Minister for diaspora affairs in US to give support to families of those killed in Berkeley
Minister of State for the Diaspora Jimmy Deenihan has travelled to the US to give first hand support to the grieving families of six students killed in a balcony collapse.
The first groups of parents arrived in San Francisco overnight to begin the unenviable task of visiting hospitals and mortuary rooms where their sons and daughters lie.
The victims - five from Ireland and one from California - plunged from a fourth-floor apartment in the university city of Berkeley as they attended a 21st birthday party in the early hours of Tuesday.
Minister for Foreign Affairs Charley Flanagan said concerns were also turning to the impact the trauma will have on those who survived the accident and those who witnessed it.
"We are also conscious that many Irish students were not physically injured, but were left deeply shocked and saddened by the loss of friends and classmates in this terrible accident," he said.
Seven people remain in hospital in California, some critically ill.
The close connections between all the dead and injured - friendships which spanned south Dublin suburbs, old school links and university classes - prompted a raw outpouring of grief at home.
The dead were were Ashley Donohoe, 22, an Irish-American from Rohnert Park, a city north of San Francisco, and her 21-year-old cousin Eimear Walsh, from Foxrock, south Dublin.
Ms Walsh studied medicine at University College Dublin (UCD), as did Lorcan Miller, also from south Dublin who was described by former teachers at St Andrew's College Booterstown as an exceptional person and perfectly suited to his chosen career as a doctor.
Headmaster Peter Fraser recalled him.
"The one thing speaking to colleagues this morning was the fact that he was positive, engaging, a decent boy who was incredibly talented, but normal, modest and balanced about it all.
He was hugely popular," Mr Fraser said.
Niccolai Schuster, from Terenure in the Irish capital, was also at UCD and studying history and politics.
Another link was the death of Olivia Burke, also from south Dublin, and Ms Walsh's friend from their school days in Loreto College Foxrock. She studied at Dun Laoghaire Institute of Art, Design and Technology.
Bernadette Prendiville, principal at Loreto, said: "They were just two beautiful students."
Eoghan Culligan, a student at Dublin Institute of Technology, was a passionate gaelic footballer and had gone to St Mary's College in Rathmines, Dublin with Niccolai Schuster.
They were all 21 and in the US on J1 working visas for the summer, a rite of passage for young people at college in Ireland.
Books of condolences were being opened in the Mansion House and St Patrick's Cathedral in Dublin, also in Cork and Galway while an online version on the UCD website was inundated with more than 8,000 messages in a few hours.
The Tricolour flew at half mast at Government Buildings while the Dail held a minute's silence and suspended normal business as a mark of respect.
Taoiseach Enda Kenny said: "We've all been shocked by the loss of life and injured.
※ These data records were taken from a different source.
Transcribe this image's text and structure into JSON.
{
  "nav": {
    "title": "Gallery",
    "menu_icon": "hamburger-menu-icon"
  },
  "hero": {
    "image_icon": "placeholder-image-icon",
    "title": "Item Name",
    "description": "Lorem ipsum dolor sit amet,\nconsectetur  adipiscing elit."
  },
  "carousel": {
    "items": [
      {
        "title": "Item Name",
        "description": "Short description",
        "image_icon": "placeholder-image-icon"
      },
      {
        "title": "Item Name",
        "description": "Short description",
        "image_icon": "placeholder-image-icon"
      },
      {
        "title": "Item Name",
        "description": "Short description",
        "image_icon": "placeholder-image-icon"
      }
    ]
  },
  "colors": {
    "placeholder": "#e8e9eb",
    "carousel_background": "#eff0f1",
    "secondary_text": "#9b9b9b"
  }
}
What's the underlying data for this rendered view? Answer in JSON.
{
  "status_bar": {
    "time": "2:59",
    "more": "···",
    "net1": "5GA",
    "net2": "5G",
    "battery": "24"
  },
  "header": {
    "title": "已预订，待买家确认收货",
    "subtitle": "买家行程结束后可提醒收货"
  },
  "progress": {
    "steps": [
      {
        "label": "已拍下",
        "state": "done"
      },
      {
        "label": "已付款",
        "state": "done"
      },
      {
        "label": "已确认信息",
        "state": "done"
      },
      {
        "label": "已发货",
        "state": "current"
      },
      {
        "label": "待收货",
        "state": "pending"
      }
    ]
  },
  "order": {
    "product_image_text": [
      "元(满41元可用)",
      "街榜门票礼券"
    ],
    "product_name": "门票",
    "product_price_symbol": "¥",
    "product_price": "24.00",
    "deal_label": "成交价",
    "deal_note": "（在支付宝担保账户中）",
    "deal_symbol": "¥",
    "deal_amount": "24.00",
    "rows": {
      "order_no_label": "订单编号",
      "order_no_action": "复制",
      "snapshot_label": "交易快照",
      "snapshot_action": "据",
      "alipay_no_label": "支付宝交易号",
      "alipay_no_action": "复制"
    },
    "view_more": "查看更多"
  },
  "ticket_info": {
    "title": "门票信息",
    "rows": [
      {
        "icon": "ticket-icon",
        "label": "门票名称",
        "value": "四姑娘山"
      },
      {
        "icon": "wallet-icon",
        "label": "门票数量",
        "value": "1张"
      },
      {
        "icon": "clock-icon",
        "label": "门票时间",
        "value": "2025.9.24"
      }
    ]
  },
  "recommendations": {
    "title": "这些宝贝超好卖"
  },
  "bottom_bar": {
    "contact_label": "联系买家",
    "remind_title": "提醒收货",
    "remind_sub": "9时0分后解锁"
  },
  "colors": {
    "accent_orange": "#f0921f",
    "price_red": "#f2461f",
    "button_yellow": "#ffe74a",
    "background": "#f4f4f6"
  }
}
"It is a terrible situation to have such a serious and sad incident to take place at the beginning of a summer's activity and opportunity for so many young people on J1 visas in the US."
Jimmy Deenihan, the minister responsible for diaspora affairs, was sent to San Francisco in a sign of solidarity while UCD also sent its chaplain, John McInerney, and a senior student services employee to help students.
An incident centre has been set up in Berkeley City Hall as officials await the first reports from police, fire and engineering investigations to determine the cause of the accident.
While prayers were offered around Ireland, the Catholic Bishop of Oakland, California Michael Barber talked to Ireland's senior Catholic cleric Archbishop Eamon Martin and held a memorial mass.
Some 24 hours since the tragedy, questions are moving on to the cause of the accident, with engineering crews expected to continue examining broken wooden beams which held up the balcony.
Investigators said the building code for 2007, when the property was completed, would have included a 60lbs-per-square-foot rule for the balcony, and with 13 people on the structure it may have been overloaded.
The Library Gardens apartment complex on Kittredge Street in Berkeley - a popular building for Irish students in the city for the summer and two blocks from the University of California, Berkeley - was built with a wooden frame.
Investigations will also examine if the cantilevered structure had been affected by dry rot or water damage. City inspectors "red-tagged" the rest of the building's balconies after the accident, banning their use.
Some 700 Irish students are in the San Francisco Bay Area for the season.
Police confirmed they had initially received reports of noise from the party about 45 minutes before the tragic accident, but officers had to divert to reports of a shooting elsewhere in the city.